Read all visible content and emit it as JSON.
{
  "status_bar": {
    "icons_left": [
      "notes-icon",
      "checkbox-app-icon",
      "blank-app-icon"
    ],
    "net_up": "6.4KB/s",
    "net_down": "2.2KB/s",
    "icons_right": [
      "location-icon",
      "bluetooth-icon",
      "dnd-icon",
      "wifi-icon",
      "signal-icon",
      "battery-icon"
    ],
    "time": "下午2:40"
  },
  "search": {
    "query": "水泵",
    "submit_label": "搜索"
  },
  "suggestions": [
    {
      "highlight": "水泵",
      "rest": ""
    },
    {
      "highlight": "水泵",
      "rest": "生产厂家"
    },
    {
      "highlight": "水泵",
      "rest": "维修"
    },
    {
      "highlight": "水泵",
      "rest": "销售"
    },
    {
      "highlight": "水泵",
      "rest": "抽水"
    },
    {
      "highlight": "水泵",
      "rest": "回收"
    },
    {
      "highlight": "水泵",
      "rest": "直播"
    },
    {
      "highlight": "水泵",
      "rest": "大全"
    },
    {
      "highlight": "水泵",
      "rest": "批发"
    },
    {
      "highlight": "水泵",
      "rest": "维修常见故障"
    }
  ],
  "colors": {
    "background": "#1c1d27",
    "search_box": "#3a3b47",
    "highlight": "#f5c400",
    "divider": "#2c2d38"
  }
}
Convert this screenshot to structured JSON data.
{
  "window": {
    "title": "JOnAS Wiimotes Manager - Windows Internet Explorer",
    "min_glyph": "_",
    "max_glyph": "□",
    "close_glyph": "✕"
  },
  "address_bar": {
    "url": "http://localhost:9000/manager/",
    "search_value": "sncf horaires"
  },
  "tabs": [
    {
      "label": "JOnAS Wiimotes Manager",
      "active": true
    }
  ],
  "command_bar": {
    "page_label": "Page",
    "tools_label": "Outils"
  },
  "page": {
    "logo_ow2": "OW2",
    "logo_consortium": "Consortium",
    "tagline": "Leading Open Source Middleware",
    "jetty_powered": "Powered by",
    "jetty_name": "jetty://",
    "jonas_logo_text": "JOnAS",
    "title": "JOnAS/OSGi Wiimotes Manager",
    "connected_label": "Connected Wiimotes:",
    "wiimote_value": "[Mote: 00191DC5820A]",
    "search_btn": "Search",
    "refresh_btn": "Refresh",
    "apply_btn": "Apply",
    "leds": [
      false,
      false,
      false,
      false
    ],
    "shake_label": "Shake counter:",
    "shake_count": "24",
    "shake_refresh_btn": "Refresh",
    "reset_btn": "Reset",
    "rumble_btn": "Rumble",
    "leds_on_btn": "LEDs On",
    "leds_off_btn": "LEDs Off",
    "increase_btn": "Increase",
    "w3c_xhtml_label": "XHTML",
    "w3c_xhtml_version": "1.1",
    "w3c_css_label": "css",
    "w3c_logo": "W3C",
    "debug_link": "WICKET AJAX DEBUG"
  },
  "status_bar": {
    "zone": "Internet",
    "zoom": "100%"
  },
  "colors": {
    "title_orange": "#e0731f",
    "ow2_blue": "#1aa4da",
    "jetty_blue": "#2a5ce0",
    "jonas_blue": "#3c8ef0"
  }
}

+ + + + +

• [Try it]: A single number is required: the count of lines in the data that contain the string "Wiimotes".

• [Output]: 4